• [EXERCISE OBJECTIVE]:
Look through the entries below and return all lines including the word "balance".

• [EXCERPTED DATA]:
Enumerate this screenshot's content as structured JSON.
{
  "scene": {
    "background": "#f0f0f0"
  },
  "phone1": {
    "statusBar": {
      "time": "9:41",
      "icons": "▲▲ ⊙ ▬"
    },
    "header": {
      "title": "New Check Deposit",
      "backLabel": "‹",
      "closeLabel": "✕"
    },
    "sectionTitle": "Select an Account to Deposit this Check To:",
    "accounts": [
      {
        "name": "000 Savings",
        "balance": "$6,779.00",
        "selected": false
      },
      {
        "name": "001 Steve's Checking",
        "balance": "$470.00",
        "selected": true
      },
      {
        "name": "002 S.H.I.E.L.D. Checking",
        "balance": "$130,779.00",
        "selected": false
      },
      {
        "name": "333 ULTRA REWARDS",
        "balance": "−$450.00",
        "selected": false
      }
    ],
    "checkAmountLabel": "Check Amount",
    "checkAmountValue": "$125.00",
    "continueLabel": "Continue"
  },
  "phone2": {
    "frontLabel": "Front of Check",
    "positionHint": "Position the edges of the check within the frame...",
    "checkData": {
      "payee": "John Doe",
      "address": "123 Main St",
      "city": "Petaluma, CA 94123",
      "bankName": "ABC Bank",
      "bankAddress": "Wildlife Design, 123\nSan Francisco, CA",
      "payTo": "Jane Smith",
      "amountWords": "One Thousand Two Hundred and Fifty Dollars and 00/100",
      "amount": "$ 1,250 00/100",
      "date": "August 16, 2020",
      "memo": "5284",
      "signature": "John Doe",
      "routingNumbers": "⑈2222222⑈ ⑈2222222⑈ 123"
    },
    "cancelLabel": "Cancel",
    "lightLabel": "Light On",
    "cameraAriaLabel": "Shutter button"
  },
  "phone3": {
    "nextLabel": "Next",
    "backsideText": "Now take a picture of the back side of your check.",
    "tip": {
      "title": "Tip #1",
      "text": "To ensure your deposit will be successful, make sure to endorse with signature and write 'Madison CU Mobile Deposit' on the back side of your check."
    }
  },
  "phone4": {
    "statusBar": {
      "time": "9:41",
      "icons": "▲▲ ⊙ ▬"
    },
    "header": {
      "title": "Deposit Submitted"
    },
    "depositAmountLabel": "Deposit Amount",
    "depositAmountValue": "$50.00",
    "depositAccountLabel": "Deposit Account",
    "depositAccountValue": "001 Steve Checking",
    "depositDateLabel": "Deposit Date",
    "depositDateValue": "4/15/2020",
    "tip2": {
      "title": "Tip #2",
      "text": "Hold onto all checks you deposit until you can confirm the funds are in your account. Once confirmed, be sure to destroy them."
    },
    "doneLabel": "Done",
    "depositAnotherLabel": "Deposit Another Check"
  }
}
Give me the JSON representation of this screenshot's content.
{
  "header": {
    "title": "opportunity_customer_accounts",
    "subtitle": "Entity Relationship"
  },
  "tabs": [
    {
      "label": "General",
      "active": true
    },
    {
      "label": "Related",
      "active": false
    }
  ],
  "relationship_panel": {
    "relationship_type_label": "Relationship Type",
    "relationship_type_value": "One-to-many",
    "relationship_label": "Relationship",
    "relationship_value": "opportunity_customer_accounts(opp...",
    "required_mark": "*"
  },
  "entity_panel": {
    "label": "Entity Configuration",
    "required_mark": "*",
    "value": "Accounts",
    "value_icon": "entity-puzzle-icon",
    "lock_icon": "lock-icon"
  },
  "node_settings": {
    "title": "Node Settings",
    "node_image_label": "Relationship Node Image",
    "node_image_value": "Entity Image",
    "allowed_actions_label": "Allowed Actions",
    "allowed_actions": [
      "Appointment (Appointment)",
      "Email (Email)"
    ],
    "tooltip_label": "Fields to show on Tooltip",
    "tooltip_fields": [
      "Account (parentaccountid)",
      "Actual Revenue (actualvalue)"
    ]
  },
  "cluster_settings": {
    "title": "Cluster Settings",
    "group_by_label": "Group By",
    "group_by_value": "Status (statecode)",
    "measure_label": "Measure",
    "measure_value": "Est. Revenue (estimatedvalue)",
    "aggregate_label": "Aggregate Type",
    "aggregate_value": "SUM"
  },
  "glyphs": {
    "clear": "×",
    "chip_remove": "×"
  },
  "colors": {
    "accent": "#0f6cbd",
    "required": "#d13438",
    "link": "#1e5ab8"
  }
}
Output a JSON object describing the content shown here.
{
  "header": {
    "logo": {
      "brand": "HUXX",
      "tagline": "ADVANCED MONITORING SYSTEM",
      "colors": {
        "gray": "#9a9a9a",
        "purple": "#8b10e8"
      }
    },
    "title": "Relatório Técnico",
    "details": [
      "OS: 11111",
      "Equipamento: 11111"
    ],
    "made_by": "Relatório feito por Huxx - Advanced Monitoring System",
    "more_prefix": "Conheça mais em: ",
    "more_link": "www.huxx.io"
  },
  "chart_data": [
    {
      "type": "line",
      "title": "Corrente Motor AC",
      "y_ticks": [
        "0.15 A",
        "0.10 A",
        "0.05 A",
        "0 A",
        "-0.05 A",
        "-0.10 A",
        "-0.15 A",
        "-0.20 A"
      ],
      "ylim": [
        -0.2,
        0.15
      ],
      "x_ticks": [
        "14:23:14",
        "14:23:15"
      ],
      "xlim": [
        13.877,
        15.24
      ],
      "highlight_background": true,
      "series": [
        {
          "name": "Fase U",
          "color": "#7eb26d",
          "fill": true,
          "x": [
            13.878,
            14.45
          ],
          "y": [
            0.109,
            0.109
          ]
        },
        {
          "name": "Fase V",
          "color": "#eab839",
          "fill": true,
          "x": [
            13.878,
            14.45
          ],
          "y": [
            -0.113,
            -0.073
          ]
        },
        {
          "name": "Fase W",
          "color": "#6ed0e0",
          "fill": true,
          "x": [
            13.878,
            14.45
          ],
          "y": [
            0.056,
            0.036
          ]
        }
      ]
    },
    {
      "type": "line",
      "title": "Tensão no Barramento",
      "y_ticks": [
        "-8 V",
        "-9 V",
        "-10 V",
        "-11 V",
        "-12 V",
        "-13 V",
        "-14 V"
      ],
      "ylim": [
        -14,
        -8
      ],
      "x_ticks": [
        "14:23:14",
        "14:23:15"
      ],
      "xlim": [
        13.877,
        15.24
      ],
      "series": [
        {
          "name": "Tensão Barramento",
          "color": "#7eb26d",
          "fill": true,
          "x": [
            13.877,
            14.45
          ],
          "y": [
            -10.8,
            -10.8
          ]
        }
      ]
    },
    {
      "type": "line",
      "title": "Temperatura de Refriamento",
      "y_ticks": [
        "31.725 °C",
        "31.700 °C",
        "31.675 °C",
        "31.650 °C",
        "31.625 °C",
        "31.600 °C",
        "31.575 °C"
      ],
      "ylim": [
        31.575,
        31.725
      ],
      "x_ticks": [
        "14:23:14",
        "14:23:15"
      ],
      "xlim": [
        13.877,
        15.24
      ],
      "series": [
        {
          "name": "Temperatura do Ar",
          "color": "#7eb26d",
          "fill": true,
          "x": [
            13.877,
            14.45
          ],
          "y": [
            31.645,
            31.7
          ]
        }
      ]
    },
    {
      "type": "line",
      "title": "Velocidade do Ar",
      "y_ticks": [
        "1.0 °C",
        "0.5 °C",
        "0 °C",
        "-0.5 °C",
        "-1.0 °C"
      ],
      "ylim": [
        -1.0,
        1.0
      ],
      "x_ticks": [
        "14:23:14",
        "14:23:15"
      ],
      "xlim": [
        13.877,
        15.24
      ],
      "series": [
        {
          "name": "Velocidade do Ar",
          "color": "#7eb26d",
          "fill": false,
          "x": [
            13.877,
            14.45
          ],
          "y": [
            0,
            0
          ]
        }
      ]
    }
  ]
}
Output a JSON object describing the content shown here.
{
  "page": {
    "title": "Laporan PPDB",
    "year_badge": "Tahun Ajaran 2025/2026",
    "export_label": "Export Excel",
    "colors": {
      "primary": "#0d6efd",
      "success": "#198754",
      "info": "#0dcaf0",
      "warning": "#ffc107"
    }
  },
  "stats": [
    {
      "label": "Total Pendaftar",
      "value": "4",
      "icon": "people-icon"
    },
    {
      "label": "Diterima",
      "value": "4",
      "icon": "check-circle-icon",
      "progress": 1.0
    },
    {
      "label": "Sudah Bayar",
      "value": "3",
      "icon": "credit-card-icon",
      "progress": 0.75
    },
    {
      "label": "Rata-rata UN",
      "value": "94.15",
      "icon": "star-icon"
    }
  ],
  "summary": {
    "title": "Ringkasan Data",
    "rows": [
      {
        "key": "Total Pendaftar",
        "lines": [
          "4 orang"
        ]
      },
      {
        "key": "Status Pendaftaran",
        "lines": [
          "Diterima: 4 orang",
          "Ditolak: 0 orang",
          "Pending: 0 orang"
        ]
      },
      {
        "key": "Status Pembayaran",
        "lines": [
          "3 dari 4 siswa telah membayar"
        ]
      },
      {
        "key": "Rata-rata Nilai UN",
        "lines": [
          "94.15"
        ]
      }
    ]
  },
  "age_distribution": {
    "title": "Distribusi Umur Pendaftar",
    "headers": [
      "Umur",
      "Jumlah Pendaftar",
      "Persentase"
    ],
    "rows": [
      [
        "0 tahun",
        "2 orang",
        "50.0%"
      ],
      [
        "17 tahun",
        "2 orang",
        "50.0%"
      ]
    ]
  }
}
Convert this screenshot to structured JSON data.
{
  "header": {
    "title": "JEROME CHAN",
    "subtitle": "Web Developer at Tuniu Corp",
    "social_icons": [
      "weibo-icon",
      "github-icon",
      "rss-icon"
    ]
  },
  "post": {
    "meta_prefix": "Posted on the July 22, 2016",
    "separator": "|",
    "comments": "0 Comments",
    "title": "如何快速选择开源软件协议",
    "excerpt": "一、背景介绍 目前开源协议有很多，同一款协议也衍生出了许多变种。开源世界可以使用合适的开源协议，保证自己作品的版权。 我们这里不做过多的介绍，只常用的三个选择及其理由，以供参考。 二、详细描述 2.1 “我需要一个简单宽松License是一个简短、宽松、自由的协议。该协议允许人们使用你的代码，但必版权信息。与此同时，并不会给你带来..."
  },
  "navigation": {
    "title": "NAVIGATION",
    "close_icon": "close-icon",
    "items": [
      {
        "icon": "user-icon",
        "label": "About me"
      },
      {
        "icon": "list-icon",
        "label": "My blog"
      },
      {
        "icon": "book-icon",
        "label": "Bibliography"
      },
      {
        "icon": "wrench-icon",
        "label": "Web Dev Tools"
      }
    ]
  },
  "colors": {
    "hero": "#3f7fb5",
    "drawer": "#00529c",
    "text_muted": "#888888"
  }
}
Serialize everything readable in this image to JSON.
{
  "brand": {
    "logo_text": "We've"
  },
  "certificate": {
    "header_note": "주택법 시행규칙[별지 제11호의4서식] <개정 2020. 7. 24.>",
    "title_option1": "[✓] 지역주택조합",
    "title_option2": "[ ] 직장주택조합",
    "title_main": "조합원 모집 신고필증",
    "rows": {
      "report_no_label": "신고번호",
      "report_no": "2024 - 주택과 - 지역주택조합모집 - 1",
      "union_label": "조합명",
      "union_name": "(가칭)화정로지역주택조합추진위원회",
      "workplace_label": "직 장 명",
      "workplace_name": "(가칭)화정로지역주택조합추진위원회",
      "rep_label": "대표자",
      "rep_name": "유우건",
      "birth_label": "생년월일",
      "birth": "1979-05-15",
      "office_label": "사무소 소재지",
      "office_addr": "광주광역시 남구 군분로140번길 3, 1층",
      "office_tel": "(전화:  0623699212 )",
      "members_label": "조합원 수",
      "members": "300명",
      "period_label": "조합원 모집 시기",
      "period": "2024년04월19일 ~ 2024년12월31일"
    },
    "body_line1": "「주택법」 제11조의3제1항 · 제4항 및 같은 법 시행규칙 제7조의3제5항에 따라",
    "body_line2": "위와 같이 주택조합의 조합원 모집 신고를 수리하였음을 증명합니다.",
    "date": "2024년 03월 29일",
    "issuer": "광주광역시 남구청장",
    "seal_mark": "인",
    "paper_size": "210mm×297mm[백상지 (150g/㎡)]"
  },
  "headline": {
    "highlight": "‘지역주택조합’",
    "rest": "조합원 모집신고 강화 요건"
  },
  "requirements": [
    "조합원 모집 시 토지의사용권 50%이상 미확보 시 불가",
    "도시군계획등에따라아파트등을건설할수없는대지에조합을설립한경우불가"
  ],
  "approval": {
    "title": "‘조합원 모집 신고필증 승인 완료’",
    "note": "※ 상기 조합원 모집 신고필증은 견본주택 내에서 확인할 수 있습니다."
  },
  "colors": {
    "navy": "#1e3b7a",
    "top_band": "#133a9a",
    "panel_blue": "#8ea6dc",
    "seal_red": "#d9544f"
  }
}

• [SOLUTION FOR THIS EXERCISE]:
        "balance": "$6,779.00",
        "balance": "$470.00",
        "balance": "$130,779.00",
        "balance": "−$450.00",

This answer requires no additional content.